“A combination of methodological developments over the last few decades, development of reliable scales for family businesses, and the increasing openness of family firms to lower their guard of privacy and allow researchers to examine behaviors and relationships within their enterprises makes it an exciting time to understand behavioral issues in family business. Whether your interest lies in values or goals, leadership or power, trust, justice, commitment or conflict, or in topics such as motivation (...), we promise you will find several opportunities not only to conduct research, but to publish this work in leading journals (...). Not only can you sustain your own publication career by choosing to conduct behavioral research in FBs, you can be sure to make a difference to help improve the operations of a large majority of businesses in the world.”
(Gagné, Sharma and De Massis, 2014, p.11)
(Gagné, Sharma and De Massis, 2014, p.11)
The majority of businesses worldwide are owned and managed by families (Gersick, Davis, Hamption and Lansberg, 1997) and the dominance of family businesses in the world’s economies is well documented (Goméz-Mejía, Nuñez-Nickel and Gutierrez, 2001; Sharma, Chrisman and Chua, 1996). This state of affairs is not likely to change in the near future (Landes, 2006) and thus the future of business worldwide will be largely shaped by the values, goals and behaviours of this prevailing form of business ownership and management.
The aim of this special issue is to explore and further our understanding of the behaviours of family businesses resulting from the values shared by family members and thus specific goals set forth by the family in such enterprises, in order to recognise their potential impact on the future of the business world.
Gagné, Sharma and De Massis (2014) have recently raised the question of how family values are transmitted to businesses and how they influence goals and behaviours in family businesses. According to Berger and Luckman (1967), behaviour is defined by values, which are transmitted through generations. Values guide the mental maps that determine goals and behaviours in organisations (Greenwood and Hinings, 1993). Behavioural issues in family firms will therefore be, to a great extent, related to the specificity of goals of the family involved in the business. During the process of formulating business development and succession plans, families will consider financial goals, growth possibilities, international expansion objectives and other economic aims.
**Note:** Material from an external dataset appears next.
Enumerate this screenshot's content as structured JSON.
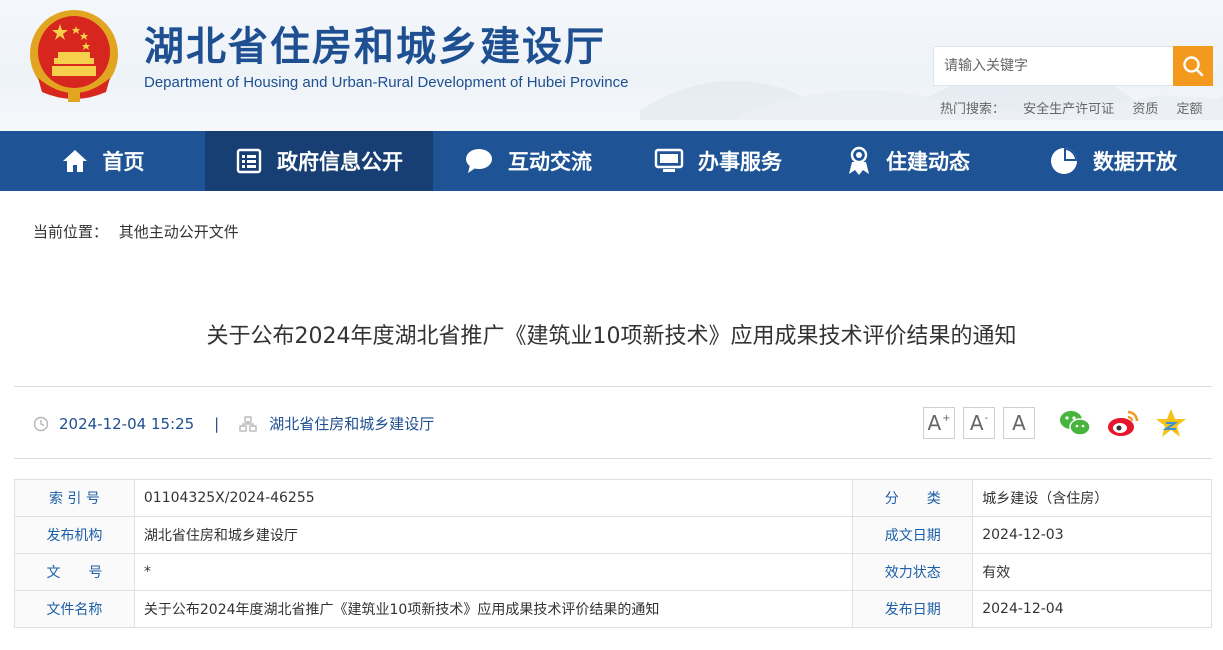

However, the feature that often distinguishes family businesses from their non-family counterparts is the consideration of non-economic benefits of operating a business enterprise as a family (Chrisman, Sharma, Steier and Chua, 2013; Goméz-Mejía et al., 2010). The consideration of such goals will often, in turn, result in unorthodox behaviours aimed at pursuing such family firm-specific objectives, such as being able to provide employment for family members, fostering the family’s identity and reputation through the business, or contributing the transgenerational welfare of the family. Therefore, in order to encompass the specificity of behaviours in family businesses, research papers aiming to advance the knowledge of the topics listed below are especially welcome for this issue. Both quantitative and qualitative research papers are welcome.
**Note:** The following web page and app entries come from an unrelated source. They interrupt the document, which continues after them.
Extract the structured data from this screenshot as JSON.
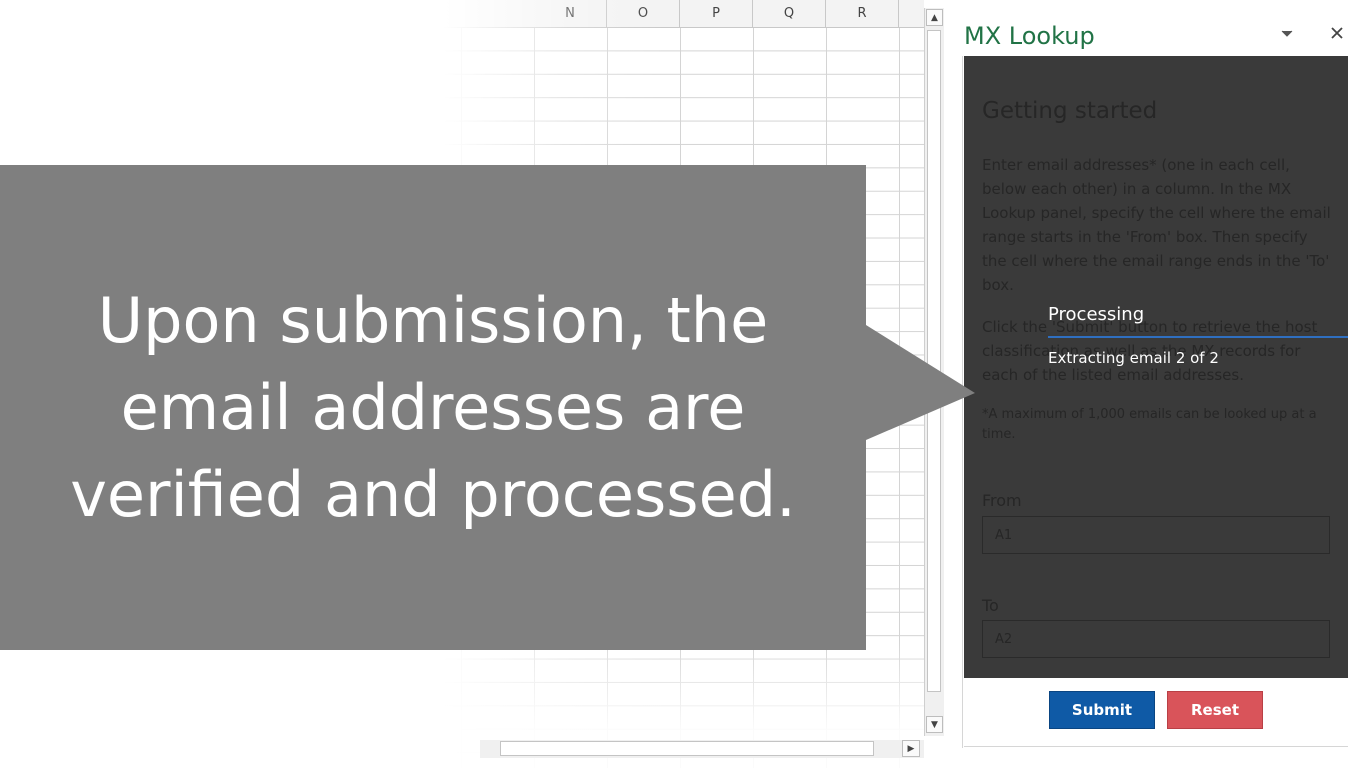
{
  "spreadsheet": {
    "column_headers": [
      "N",
      "O",
      "P",
      "Q",
      "R"
    ]
  },
  "callout": {
    "text": "Upon submission, the email addresses are verified and processed.",
    "fill_color": "#7f7f7f"
  },
  "task_pane": {
    "title": "MX Lookup",
    "dropdown_icon": "chevron-down-icon",
    "close_icon": "close-icon",
    "getting_started": {
      "heading": "Getting started",
      "paragraph1": "Enter email addresses* (one in each cell, below each other) in a column. In the MX Lookup panel, specify the cell where the email range starts in the 'From' box. Then specify the cell where the email range ends in the 'To' box.",
      "paragraph2": "Click the 'Submit' button to retrieve the host classification as well as the MX records for each of the listed email addresses.",
      "note": "*A maximum of 1,000 emails can be looked up at a time."
    },
    "from": {
      "label": "From",
      "value": "A1"
    },
    "to": {
      "label": "To",
      "value": "A2"
    },
    "processing": {
      "title": "Processing",
      "status": "Extracting email 2 of 2"
    },
    "buttons": {
      "submit": "Submit",
      "reset": "Reset"
    },
    "colors": {
      "title": "#217346",
      "submit": "#0f5aa6",
      "reset": "#d9545a",
      "overlay": "#3a3a3a"
    }
  }
}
Suitable topics include, but are not limited to, the following:
- Values in family businesses (influence of family values on business-related behaviours)
- Relationships in family businesses (social and economic exchange relationships, personal and work relationships, employer/employee relationships)
- TMT issues, interactions and decision-making processes
- Leadership, power and motivation in family businesses
- Trust and justice in family businesses
- Conflict in family businesses (goal-related conflict and conflict resolution)
- Temporal considerations in family businesses (family history, attitudes, motivations and emotions)
- Team processes in family businesses (shared values, trust, cohesion)
- Goal formulation processes; goal evolution patterns; processes facilitating goal attainment
- Multi-dimensionality of goals in family businesses, goal diversity and goal consensus issues
- Economic goals (profitability and profit growth objectives) and non-economic goals (socio-emotional wealth, transgenerational welfare, succession goals, family and firm identity, reputation, etc.; non-economic goals and stakeholder satisfaction)
- Internationalisation and professionalisation objectives
- Strategic planning and strategic renewal goals in family businesses
Submission deadline: 30 November, 2015